The sudden stop of the global economy in 2020 has brought to everyone’s attention the interconnectedness of supply chains across countries and continents. Add to this the mounting tensions between the US and China, with President Trump now pushing for a decoupling from the Chinese economy as a key part of his re-election campaign.
Many question whether the events of 2020 will leave us with a less globalised world. Some even wonder whether COVID-19 has killed globalisation.
But globalisation has not run its course. People were questioning its future long before 2020, citing pressure from protectionism and nationalism. In response, Frans Appel, CEO of Deutsche Post, made a compelling case in December 2019, backed by extensive data analysis, that globalisation was holding up remarkably well.
The pandemic has also shown the economic importance of global connections. Take the race to produce a vaccine. A German bio-tech company, BioNTech, run by a scientist born in Turkey, listed on the US NASDAQ, is working in partnership with US medical giant Pfizer and the Chinese group Shanghai Fosun Pharmaceutical. It’s a vivid example of today’s globally interconnected business world.
Living with uncertainty
Certainly, businesses are having to live with great uncertainty. We don’t know when a vaccine will become available and whether new waves of infection will occur. The economic fallout is still unknown, given the restrictions most countries are still imposing.
India is actively seeking to lure over 1,000 US manufacturing companies out of China. In Japan, outgoing premier Shinzo Abe recently proposed building an economy less dependent on China, suggesting Japanese companies diversify to other countries, especially the ASEAN nations of south-east Asia.
Besides the US/China conflict, there are other political uncertainties such as how Brexit will affect the UK and its relations with the EU. But greater uncertainty does not necessarily imply a retreat of globalisation.
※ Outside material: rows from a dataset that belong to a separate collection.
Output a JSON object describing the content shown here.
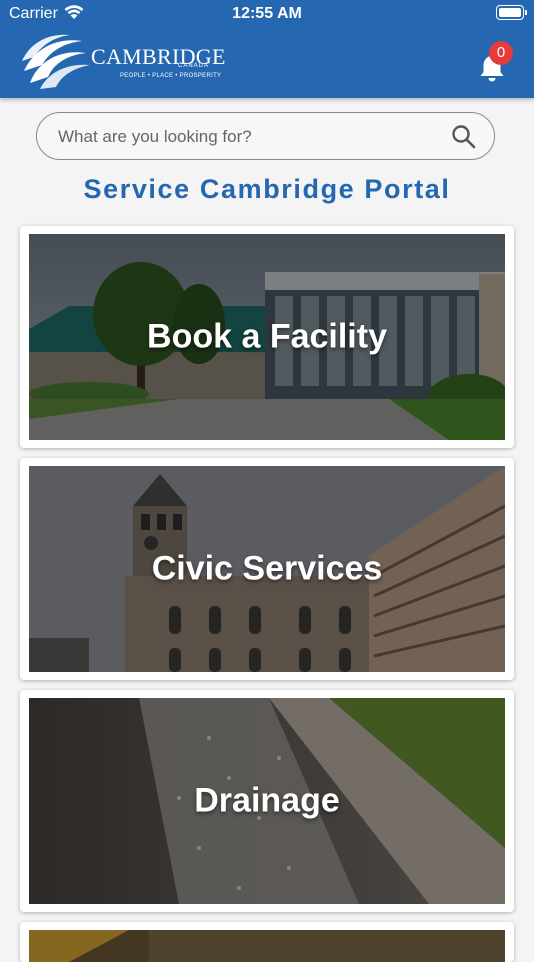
{
  "status": {
    "carrier": "Carrier",
    "time": "12:55 AM"
  },
  "header": {
    "logo": {
      "word": "CAMBRIDGE",
      "country": "CANADA",
      "tagline": "PEOPLE • PLACE • PROSPERITY"
    },
    "notifications": {
      "count": "0"
    }
  },
  "search": {
    "placeholder": "What are you looking for?"
  },
  "portal": {
    "title": "Service Cambridge Portal"
  },
  "cards": [
    {
      "label": "Book a Facility"
    },
    {
      "label": "Civic Services"
    },
    {
      "label": "Drainage"
    }
  ],
  "colors": {
    "brand": "#2567b0",
    "badge": "#e73a3a",
    "background": "#f4f4f5"
  }
}
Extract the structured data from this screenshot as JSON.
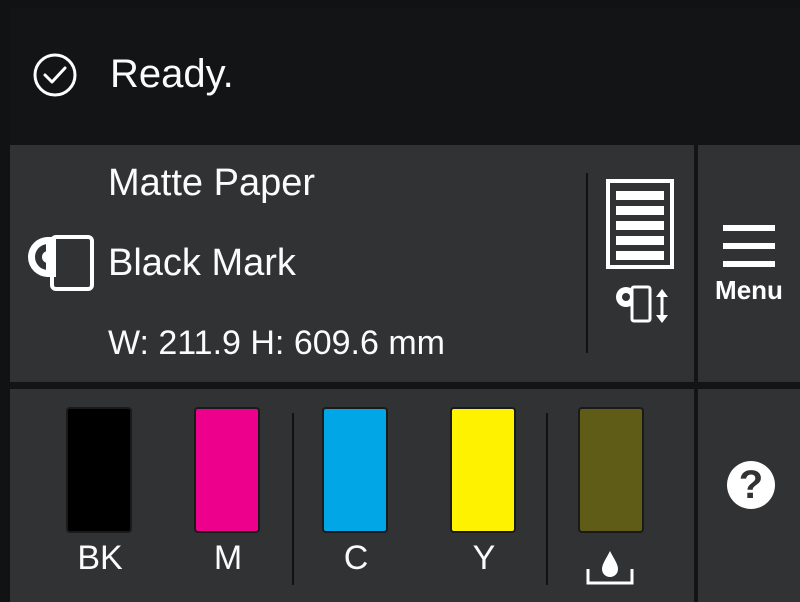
{
  "status": {
    "icon": "check-circle-icon",
    "text": "Ready."
  },
  "paper": {
    "icon": "paper-roll-icon",
    "type": "Matte Paper",
    "mark": "Black Mark",
    "size": "W: 211.9 H: 609.6 mm",
    "layout_icon": "print-layout-icon",
    "adjust_icon": "roll-feed-adjust-icon"
  },
  "menu": {
    "icon": "hamburger-menu-icon",
    "label": "Menu"
  },
  "inks": [
    {
      "label": "BK",
      "color": "#000000",
      "level": 1.0
    },
    {
      "label": "M",
      "color": "#ec008c",
      "level": 1.0
    },
    {
      "label": "C",
      "color": "#00a6e6",
      "level": 1.0
    },
    {
      "label": "Y",
      "color": "#fff200",
      "level": 1.0
    },
    {
      "label": "",
      "color": "#5f5c17",
      "level": 1.0,
      "icon": "maintenance-box-icon"
    }
  ],
  "help": {
    "icon": "question-mark-icon",
    "label": "?"
  },
  "colors": {
    "background": "#131415",
    "panel": "#303234",
    "text": "#fbfbfb"
  }
}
It means bigger challenges, but also greater opportunities. To make the best strategic decisions, business leaders need a clear-eyed view of the global dynamics at play and how globalisation is evolving.
Many industries have been affected dramatically by the pandemic. The world’s largest travel operator, TUI, has seen a 98% drop in turnover in the last quarter. The harsher the economic impact, the more a company and its suppliers have had to focus on short-term survival.
But companies also need to plan for the future with all the other uncertainties from COVID-19 in mind, as well as everything from climate change to cyber attacks. According to a recent McKinsey Global Institute report, companies now expect month-long disruptions to their supply chains every 3.7 years – the equivalent of 40% of one year’s profits within the next decade, and that’s only an average.
To minimise these effects, companies need to reflect on their overall geographic footprints, supply chains and organisational structures. Companies relying on a single country for a specific part found themselves overly exposed as soon as lockdown got underway. A more diversified supply network may be less efficient, but it can make companies more flexible and resilient in such turbulent times.
Given the geopolitical climate, making supply chains more regionally concentrated and closer to consumer demand is another way for companies to reduce their exposure to future upheaval while still taking advantage of local expertise and other benefits such as tax differences. For example, Apple is now investing in two separate supply chains for the iPhone – one for China and one for everywhere else.
Finally, digital technologies will drive the next globalisation phase. They were already key drivers, enabling global innovation and productivity, connecting consumers and suppliers, and moving information quickly. Digital advances are the primary reason why international internet bandwidth is more than 500 times that of 2001, for instance.
The pandemic has further accelerated this trend. Take the car industry. Conventional wisdom previously considered car sales very unlikely to move online, but that is exactly what happened as showrooms were forced to close. Carlos Tavares, CEO of Peugeot owner PSA, recently called this a “Darwinian reality”, with PSA aiming to deliver more than 100,000 cars straight to clients’ homes without them ever visiting a showroom.
Many companies have rushed to boost online sales to take advantage of consumers being at home, and offset the effect of the pandemic on their revenues. Adidas nearly doubled its e-commerce business in the second quarter, and is expecting more growth from consumers who are no longer resistant to online shopping.
Besides e-commerce, companies must rethink how to make best use of digital technologies across the board. Multinationals ranging from Google to Twitter, from PwC to Schroders are set to continue to allow the majority of their staff to work from home after the pandemic. So the shift to remote working could be permanent. Companies will need a solid digital infrastructure to be able to interact with customers, suppliers and business partners in this world.
Equally, the World Trade Organization has observed that international trade costs declined by 15% between 1996 and 2014 and expects that new digital technologies such as artificial intelligence, the internet of things, 3D printing and blockchains will help further reduce costs in future.
No wonder cross-border data flows are expected to grow even faster in the coming years. To remain competitive after COVID-19 and reap the potential benefits, as well as being ready for new forms of globalisation to emerge, the ability of a company to seize the opportunities offered by digital technologies will be more important than ever.
Niccolò Pisani does not work for, consult, own shares in or receive funding from any company or organisation that would benefit from this article, and has disclosed no relevant affiliations beyond their academic appointment.